[Excerpts from an interface dataset]
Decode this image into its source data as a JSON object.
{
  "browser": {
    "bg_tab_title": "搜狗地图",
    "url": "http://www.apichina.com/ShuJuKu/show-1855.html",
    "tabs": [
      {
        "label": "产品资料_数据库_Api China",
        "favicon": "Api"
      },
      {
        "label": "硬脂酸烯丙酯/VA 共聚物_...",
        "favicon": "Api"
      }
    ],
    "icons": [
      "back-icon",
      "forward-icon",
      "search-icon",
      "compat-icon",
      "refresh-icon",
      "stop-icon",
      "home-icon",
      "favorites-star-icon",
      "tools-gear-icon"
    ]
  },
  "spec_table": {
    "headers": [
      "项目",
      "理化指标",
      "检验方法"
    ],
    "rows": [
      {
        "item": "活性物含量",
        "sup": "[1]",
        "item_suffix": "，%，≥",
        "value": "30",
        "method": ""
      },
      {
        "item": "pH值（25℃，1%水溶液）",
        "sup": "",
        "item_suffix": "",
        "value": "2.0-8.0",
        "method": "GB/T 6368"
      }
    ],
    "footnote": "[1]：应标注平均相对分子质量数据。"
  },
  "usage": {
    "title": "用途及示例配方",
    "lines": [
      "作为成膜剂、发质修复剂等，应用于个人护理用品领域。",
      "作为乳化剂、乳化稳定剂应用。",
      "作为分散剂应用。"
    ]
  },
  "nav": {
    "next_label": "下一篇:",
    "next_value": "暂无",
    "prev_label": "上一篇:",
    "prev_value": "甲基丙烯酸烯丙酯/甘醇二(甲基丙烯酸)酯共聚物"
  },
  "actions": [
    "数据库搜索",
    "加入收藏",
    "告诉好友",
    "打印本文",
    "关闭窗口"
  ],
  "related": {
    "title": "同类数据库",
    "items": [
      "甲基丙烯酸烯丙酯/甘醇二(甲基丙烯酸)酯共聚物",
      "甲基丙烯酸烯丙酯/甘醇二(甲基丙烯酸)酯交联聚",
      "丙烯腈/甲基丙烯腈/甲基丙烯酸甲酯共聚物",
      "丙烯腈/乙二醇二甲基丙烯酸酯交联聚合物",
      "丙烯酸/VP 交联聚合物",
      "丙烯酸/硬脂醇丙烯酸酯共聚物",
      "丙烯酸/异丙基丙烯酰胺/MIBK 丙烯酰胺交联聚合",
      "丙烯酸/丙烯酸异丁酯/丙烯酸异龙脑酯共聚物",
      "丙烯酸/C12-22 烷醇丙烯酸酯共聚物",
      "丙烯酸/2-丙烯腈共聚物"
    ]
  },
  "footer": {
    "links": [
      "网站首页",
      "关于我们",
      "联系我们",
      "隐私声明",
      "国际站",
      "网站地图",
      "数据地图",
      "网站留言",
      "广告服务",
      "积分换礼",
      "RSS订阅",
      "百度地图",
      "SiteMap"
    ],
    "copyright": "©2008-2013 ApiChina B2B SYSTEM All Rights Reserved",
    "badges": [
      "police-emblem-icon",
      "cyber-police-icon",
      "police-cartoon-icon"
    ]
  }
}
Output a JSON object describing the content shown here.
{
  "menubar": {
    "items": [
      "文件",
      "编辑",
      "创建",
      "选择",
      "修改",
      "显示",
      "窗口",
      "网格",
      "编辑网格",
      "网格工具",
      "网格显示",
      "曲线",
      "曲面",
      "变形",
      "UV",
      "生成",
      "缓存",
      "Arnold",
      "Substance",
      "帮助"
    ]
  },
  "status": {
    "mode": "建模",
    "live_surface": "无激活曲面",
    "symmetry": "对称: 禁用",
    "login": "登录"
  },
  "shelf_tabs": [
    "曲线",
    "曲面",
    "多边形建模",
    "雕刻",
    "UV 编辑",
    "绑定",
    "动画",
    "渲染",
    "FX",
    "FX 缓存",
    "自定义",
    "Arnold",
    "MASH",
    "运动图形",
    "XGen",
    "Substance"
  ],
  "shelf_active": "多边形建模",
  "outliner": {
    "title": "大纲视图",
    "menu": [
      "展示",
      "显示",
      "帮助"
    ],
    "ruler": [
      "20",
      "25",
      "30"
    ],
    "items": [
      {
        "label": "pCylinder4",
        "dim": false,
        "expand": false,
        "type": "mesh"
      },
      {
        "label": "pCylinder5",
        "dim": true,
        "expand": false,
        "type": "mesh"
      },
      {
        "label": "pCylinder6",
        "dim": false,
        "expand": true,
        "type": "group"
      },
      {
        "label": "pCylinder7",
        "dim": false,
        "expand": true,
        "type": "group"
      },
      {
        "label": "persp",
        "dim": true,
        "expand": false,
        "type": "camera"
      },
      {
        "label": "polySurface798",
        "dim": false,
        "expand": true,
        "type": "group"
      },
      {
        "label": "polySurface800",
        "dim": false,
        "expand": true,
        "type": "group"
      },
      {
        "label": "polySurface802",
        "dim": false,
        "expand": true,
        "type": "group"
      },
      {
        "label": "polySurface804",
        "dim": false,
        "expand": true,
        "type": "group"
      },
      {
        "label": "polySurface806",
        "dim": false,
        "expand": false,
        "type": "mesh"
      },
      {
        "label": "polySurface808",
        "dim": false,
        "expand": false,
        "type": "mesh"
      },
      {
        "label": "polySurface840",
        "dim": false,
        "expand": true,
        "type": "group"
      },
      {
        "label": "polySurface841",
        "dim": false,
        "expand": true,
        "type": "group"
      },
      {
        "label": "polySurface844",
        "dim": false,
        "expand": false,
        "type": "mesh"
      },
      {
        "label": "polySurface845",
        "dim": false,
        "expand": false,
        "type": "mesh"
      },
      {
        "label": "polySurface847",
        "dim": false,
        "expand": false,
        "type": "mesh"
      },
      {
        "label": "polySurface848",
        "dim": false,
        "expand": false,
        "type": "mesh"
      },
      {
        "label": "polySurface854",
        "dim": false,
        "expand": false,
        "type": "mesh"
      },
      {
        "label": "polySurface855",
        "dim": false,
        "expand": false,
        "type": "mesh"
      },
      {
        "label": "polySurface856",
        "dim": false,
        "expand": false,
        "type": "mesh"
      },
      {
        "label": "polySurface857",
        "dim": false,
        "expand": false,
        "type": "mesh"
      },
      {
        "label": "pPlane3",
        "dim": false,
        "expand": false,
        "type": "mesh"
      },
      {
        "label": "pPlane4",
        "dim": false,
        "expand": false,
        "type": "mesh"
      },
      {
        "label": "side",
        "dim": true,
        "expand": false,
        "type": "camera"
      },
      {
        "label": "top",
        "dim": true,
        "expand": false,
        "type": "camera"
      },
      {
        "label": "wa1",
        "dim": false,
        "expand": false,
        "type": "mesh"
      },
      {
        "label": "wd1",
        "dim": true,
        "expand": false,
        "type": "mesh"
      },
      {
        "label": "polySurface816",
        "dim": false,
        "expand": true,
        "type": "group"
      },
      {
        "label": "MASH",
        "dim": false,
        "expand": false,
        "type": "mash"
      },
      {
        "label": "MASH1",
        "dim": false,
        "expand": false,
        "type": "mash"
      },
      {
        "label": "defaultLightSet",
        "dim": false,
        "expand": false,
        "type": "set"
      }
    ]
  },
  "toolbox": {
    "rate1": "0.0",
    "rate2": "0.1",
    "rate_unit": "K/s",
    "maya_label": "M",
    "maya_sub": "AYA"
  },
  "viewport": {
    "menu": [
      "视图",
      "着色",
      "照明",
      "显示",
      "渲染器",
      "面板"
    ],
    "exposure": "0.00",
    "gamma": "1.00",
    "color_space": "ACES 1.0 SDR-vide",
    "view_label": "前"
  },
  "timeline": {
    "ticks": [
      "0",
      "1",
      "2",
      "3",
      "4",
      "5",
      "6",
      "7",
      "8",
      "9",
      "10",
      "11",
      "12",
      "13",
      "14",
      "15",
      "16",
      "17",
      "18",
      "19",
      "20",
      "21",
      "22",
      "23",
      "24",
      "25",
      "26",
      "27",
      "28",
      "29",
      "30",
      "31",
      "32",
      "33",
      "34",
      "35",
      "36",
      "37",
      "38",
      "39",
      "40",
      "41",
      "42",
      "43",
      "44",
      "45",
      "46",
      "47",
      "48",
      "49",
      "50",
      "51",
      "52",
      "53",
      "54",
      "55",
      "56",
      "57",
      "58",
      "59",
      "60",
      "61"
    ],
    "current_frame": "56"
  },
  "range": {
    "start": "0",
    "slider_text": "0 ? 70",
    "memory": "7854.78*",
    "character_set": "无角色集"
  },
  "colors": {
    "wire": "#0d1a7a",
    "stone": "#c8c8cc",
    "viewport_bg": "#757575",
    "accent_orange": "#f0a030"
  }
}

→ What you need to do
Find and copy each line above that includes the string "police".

→ Answer to this task
      "police-emblem-icon",
      "cyber-police-icon",
      "police-cartoon-icon"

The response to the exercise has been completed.